So maybe it’s the winter blahs, or the cold-weather blues, but tonight I’m fighting the pull of having a party.  Not the fun kind . . . a Pity Party.  At first I thought “Naw, I can’t write about that; people will just think I’m out for attention.”  But the more I considered, I realized it’s likely a rather common feeling right now.  With Christmas and New Years behind us, several weeks of winter still ahead, and Valentines Day coming up next week, it’s primetime for a little non-tropical depression. If you’ve been in the greeting card aisle (or the candy section, or the holiday racks) of a store lately, maybe you’ve felt it too.  In looking for a sweet Valentine to send my parents or my grandchildren, all I seem to see are the perfect sentiments to send to someone who’s not here to receive them anymore.  And it hurts.  It hurts to the point that I have tried three times to complete this errand, only to leave empty handed from every trip.

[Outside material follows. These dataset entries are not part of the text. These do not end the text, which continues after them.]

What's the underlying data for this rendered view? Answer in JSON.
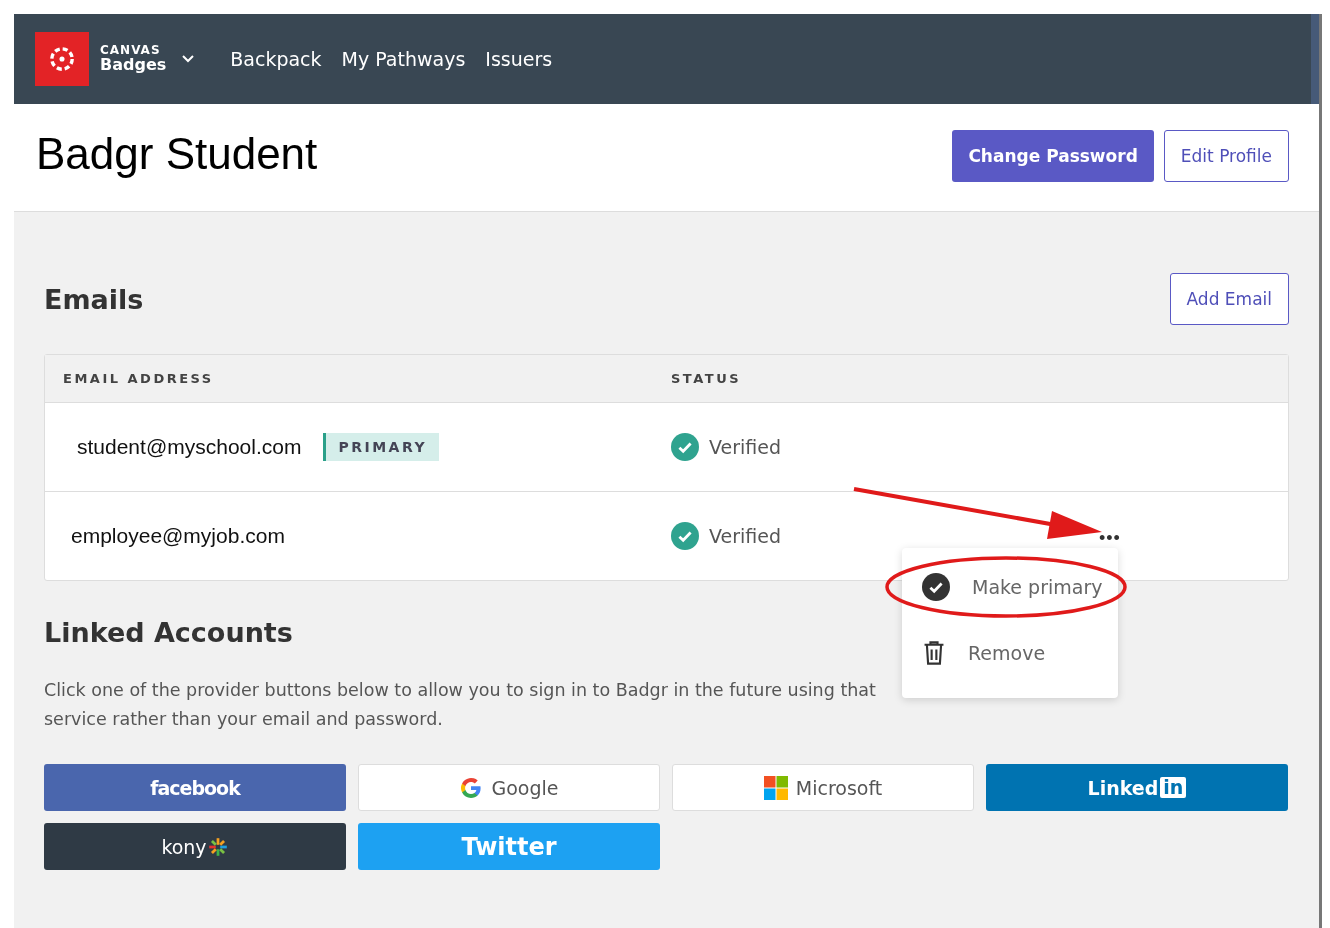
{
  "nav": {
    "brand_top": "CANVAS",
    "brand_bottom": "Badges",
    "links": [
      "Backpack",
      "My Pathways",
      "Issuers"
    ]
  },
  "profile": {
    "name": "Badgr Student",
    "buttons": [
      {
        "label": "Change Password",
        "kind": "primary"
      },
      {
        "label": "Edit Profile",
        "kind": "outline"
      }
    ]
  },
  "emails": {
    "title": "Emails",
    "add_button": "Add Email",
    "columns": [
      "EMAIL ADDRESS",
      "STATUS"
    ],
    "rows": [
      {
        "address": "student@myschool.com",
        "badge": "PRIMARY",
        "status": "Verified"
      },
      {
        "address": "employee@myjob.com",
        "status": "Verified",
        "actions": "•••"
      }
    ]
  },
  "menu": {
    "items": [
      {
        "label": "Make primary",
        "kind": "check",
        "highlighted": true
      },
      {
        "label": "Remove",
        "kind": "trash",
        "highlighted": false
      }
    ]
  },
  "linked": {
    "title": "Linked Accounts",
    "description": "Click one of the provider buttons below to allow you to sign in to Badgr in the future using that service rather than your email and password.",
    "providers": [
      {
        "kind": "facebook",
        "label": "facebook"
      },
      {
        "kind": "google",
        "label": "Google"
      },
      {
        "kind": "microsoft",
        "label": "Microsoft"
      },
      {
        "kind": "linkedin",
        "label": "Linked",
        "badge": "in"
      },
      {
        "kind": "kony",
        "label": "kony"
      },
      {
        "kind": "twitter",
        "label": "Twitter"
      }
    ]
  }
}
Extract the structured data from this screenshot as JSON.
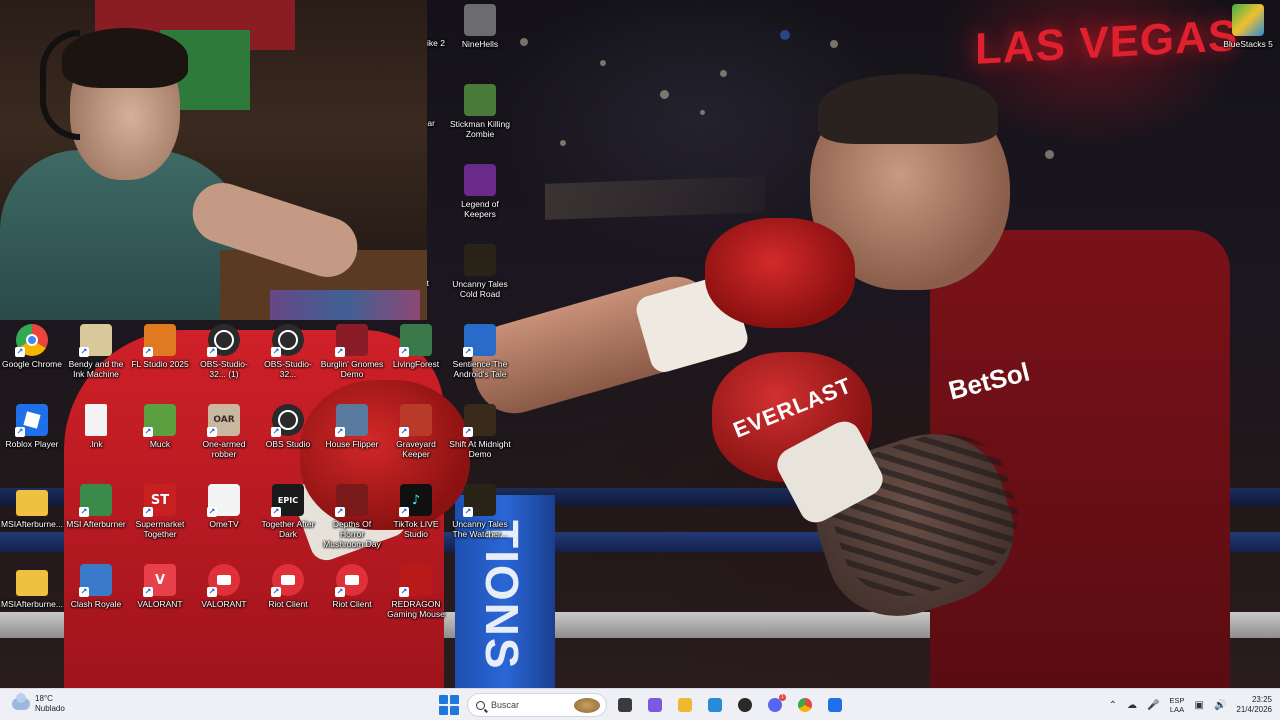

So to give myself something to look forward to, I sent a message to the Son-of-my-House, offering to pick up the kids after school next Friday, in case he’d like to meet his sweetheart after work for a special dinner.  The grandkids and I could bake cookies, or watch a movie (Pirates!) or work a jigsaw puzzle together.  Maybe even defrock the Christmas tree . . . well.  We’ll see about that.

Perhaps you’re mourning, too, or missing a friend, a partner, a parent, a sibling, a child.  If so, I am sincerely sorry.  It may not help to read it, but I know the feeling, and sympathize.   Now tell me how you cope?  What’s your best answer for NOT having a Pity Party?  Use the “comment” link above, next to my name!

Tunes for a Tuesday

Tunes for a Tuesday

Do you have a favorite song from days gone by?  You know the one . . . when it just happens to pop up on the oldies station of your car radio, and you’re all alone, you crank the volume way up and just grin.  Maybe you drum your fingers on the steering wheel, sing along, or perhaps shed a tear at the memory it evokes.  That song.

Music has always played an important role in my life, from Ragtime piano rolls played on the antique Stark upright in our basement when I was a child, to the sing-alongs we had with Daddy when he got out his guitar and mandolin; the Sunday morning church hymns and the various musicians who frequented our home over the years.  Maybe we didn’t get to run wild up and down the block and get into dirt-clod fights on the vacant lot, but we sure had music!  (Personally, I think the risk of a hidden rock in the dirt clods makes those fights highly overrated).

Now and then I clean the pile of debris off the clear plastic cover of my Technics turntable (Yes! it still works!) and get out some vinyl.  The first 45rpm single I bought was “Crocodile Rock” by Elton John.  My first album was a collection of Gene Autry songs.  Thereafter followed a mix of country and rock (and country-rock!), blues and religion and a few movie soundtrack tunes. If you were ever a collector of vinyl record albums, you’ll recall the thrill of a pulling out a liner sleeve that had lyrics to all the songs, credits for musicians, composers and lists of back-up singers. A veritable treasure trove of musical information!

These days I listen to a lot of those same songs, but from the convenience of the iPod setting on my phone. It’s easier than flipping the record over and restarting the needle every 20 minutes or so, and I can take it with me all over the place.  No pops or skips or episodes of the same three words being repeated over and over and over . . .  But now and then I do miss those liner notes.  I guess that’s what Google is for.

Ok, then, let me hear from you; what are your favorite oldies?